Fast forward almost exactly one month after Bing Support’s response. Ostensibly and miraculously my site is no longer violating Bing’s guidelines. I guess Bingbot changed its fucking mind. Woohoo. My site is now being indexed again by both Bing and DuckDuckGo. Jeff Johnson tweeted on June 21, about a week after his post, to celebrate that both his site and mine had been restored. After checking today, that seems to be true. Bing webmaster tools also confirms that my site is receiving some traffic. However, results on DuckDuckGo still seem incomplete compared to what they used to be, especially compared to Google. Oh, well.

To recap: I did nothing, Bing de-indexed my website, Bing said I violated its guidelines, I continued to do nothing, Bing restored my website, and now everything seems (mostly) fine.

Remember that Bing is owned by one of the biggest and most powerful companies the world has ever seen, that Bing’s index is more or less the only true alternative to Google’s, and that many other search engines depend on it for their product and survival.

If Google owned Bing, and if Google’s goal was to put their own search engine in an even stronger position than it is — 84% marketshare, they wouldn’t do anything differently than Microsoft:

  1. Build an alternative so that people have a choice
  2. Make this alternative terrible
  3. Don’t improve anything for a few years
  4. Watch users happily run to Google
  5. Consolidate monopoly on search.

Also, a few good details noticed by Relja Novović:
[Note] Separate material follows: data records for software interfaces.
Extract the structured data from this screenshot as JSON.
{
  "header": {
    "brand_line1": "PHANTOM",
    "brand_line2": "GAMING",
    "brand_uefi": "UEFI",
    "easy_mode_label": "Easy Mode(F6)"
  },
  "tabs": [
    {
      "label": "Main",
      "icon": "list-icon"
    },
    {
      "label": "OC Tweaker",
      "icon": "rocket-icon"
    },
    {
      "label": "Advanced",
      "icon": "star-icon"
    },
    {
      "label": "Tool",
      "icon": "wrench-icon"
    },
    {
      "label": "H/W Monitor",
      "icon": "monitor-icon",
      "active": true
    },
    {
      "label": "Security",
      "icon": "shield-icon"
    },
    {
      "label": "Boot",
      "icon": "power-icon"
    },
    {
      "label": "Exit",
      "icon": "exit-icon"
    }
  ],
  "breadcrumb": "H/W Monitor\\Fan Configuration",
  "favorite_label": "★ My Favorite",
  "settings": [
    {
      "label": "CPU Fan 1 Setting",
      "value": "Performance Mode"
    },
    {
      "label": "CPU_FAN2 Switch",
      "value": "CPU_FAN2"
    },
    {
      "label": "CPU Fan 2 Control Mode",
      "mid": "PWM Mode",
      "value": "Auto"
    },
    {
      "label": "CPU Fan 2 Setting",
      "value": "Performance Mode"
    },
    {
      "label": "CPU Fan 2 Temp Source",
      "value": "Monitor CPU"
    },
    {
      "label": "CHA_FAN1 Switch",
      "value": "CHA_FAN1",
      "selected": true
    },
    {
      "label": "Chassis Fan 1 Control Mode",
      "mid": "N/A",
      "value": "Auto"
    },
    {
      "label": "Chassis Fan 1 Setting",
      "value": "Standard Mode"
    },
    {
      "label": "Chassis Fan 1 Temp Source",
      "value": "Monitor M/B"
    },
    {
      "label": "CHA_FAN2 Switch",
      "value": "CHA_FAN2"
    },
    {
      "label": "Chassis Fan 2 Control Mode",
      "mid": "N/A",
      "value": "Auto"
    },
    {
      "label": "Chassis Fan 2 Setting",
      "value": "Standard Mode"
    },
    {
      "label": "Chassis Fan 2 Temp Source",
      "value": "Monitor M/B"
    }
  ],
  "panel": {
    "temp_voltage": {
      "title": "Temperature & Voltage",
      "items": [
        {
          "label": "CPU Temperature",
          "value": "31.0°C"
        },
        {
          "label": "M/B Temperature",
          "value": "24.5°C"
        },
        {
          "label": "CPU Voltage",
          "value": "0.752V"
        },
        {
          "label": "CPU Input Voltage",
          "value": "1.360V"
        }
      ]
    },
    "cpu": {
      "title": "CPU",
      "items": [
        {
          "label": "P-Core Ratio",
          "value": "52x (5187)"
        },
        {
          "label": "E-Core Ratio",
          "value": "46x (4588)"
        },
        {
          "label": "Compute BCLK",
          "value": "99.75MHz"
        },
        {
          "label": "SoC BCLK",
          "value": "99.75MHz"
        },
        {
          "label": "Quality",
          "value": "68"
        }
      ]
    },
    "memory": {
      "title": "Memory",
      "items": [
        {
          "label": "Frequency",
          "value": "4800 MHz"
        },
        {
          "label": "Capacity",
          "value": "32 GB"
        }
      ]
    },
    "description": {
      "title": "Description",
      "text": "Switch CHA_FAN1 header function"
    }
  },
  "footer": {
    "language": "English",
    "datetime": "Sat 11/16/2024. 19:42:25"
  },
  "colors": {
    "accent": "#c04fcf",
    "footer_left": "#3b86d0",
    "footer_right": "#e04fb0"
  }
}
Another brilliant thing I noticed: Bing’s documentation/knowledge-base/FAQ has no search option! Ironic, isn’t it?

To add insult to injury, when you “Google” the term “BikeGremlin” on Microsoft Bing or DuckDuckGo, SERPs show BikeGremlin social-media accounts and results from a website “” that has literally copied my articles and re-published them!

This week, I tried one more time to get in touch with Bing support, I guess this makes it the seventh or eighth time. In a couple of days, I expect to receive a generic email saying that my website doesn’t follow Bing’s guidelines, without saying anything more, even if my website apparently follows every guideline. I have a background in SEO, I write original content, I have a very clean website, I use Bing Webmaster Tools and Google Search Console, and I can’t find anything wrong. I can’t find any reason for this removal. I can’t find any solution to this problem. Clearly, this is a Bing issue, and they are extremely bad at fixing it, or at least point their users to the right direction.

The good news is that apparently they can fix this problem, so this is me hoping I’m next on the “mistakes to fix” waiting list; not that I really care about being on Bing search results, but I do care about being discoverable on other meta search engines à la DuckDuckGo, Ecosia, or Qwant.